Over a year ago I found myself in the lowest place that I’d ever been (at least, that’s what my disorders told me). I was hospitalized yet again, and it seemed like there was only one inevitable path that my life would take: One way or another, at some time in the unforeseeable future, I would die by unnatural causes. That was not a decision to end my life, but rather a realization that eventually it would turn out that way regardless of what I wanted at the moment. I’ve always been a writer, but I hadn’t written in a while because I had lost all joy in the activities that sustained me, which is a very dangerous symptom of many mental health issues.
However, I ended up finding 3 other like-minded veterans by complete chance, and we started writing. Together, we ended up forming a group called The Combat Hippies, which uses spoken word poetry in performances to spread the message of Post-Traumatic Growth to more people, as well as try to bridge the divide between the veteran and civilian communities while simultaneously bringing awareness to the 22 Veterans that are taking their lives everyday. We began to perform at different theaters and colleges across the state of Florida, and I felt that I’d found my calling.
However, I found myself realizing that there was a whole other side to me outside of being a veteran, and that side had experienced the patient end of mental illness quite a bit, so I decided that, along with my work with The Combat Hippies, I would also venture out to speak to the civilian population independently, and that is what I did under the name of A.S. Minor. Now I try to use my own personal experiences to try to help people not feel so alone, and to also spread the message of Post-Traumatic Growth to the civilian population. I still struggle quite a bit with my own mental health issues, and putting it out there for the world to see has oftentimes left me feeling naked, alone, and in pain, but I recognize that it’s a part of my own journey to recovery, and if I can help even one person to feel like they aren’t alone in that dark place then I feel it’s worth it.

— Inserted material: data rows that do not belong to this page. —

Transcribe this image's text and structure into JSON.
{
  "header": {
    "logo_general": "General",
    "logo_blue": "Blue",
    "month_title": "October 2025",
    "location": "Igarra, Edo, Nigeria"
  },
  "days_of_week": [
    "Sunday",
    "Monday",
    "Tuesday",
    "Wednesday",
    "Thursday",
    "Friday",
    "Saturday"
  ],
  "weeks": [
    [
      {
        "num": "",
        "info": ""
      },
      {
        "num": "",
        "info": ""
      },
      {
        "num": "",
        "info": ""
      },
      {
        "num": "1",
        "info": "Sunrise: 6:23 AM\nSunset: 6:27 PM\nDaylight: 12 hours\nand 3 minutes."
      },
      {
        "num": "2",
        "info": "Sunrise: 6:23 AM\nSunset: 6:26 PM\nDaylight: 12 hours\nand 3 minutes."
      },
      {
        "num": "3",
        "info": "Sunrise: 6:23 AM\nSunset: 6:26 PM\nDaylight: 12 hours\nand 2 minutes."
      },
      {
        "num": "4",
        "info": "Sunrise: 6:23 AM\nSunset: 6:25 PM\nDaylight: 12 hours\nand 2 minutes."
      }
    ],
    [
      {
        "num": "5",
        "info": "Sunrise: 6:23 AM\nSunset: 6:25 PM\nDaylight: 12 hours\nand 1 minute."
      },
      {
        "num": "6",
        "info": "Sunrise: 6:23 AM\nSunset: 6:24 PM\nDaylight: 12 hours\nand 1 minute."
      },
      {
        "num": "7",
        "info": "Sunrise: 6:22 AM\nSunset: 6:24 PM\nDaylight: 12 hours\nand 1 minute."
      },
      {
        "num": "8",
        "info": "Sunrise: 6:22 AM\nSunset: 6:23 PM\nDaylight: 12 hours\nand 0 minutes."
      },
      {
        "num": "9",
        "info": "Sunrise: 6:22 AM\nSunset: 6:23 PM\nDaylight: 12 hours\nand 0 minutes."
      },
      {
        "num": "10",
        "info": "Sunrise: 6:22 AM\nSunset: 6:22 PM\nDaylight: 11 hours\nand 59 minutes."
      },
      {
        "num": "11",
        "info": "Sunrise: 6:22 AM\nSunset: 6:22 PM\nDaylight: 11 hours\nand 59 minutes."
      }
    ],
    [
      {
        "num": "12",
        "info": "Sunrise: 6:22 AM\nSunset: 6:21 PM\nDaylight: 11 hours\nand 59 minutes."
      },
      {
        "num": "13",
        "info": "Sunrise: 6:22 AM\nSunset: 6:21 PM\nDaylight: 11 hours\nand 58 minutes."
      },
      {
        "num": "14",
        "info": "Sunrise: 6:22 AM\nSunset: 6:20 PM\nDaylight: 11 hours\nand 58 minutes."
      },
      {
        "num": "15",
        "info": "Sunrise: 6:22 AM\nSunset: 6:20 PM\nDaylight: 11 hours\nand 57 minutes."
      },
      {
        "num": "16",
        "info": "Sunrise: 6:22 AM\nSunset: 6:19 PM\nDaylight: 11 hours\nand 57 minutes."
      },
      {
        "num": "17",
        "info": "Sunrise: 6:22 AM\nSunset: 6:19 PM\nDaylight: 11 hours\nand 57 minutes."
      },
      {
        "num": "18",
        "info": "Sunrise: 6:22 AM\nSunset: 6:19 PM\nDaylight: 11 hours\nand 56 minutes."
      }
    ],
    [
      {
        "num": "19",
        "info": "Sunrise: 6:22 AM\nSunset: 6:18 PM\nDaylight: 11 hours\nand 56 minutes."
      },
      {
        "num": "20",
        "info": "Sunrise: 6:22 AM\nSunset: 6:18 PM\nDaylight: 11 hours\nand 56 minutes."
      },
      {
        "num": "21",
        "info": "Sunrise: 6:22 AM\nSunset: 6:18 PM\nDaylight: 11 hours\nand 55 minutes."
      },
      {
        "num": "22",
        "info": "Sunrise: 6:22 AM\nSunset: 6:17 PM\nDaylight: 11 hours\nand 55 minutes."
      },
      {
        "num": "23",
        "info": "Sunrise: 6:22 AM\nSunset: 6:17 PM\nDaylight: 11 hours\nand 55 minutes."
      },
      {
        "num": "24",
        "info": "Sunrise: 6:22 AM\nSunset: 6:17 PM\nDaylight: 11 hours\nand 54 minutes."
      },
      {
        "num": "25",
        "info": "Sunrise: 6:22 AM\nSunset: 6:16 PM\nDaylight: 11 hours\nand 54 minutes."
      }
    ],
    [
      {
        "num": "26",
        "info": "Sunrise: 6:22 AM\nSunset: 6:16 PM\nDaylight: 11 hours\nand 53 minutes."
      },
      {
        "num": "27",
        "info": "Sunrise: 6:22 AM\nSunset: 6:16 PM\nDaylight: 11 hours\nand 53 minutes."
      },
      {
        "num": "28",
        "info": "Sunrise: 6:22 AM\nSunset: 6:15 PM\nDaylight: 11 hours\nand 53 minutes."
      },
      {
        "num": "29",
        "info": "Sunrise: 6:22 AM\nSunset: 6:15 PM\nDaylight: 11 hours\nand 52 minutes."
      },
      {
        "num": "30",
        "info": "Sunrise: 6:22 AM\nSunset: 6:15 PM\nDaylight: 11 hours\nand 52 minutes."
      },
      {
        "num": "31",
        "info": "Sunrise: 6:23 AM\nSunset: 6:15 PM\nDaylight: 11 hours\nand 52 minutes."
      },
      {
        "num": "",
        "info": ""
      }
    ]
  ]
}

My name is A.S. Minor and I struggle with Borderline Personality Disorder, Bipolar Disorder, and PTSD. I am a United States Army veteran, and member of the veteran performance poetry group called The Combat Hippies, and I also perform on my own, all in an effort to bring awareness to mental health, and to spread the message of Post-Traumatic Growth. I can be found on all major social media platforms, including YouTube and Facebook, and I’ve also put out a book of poetry.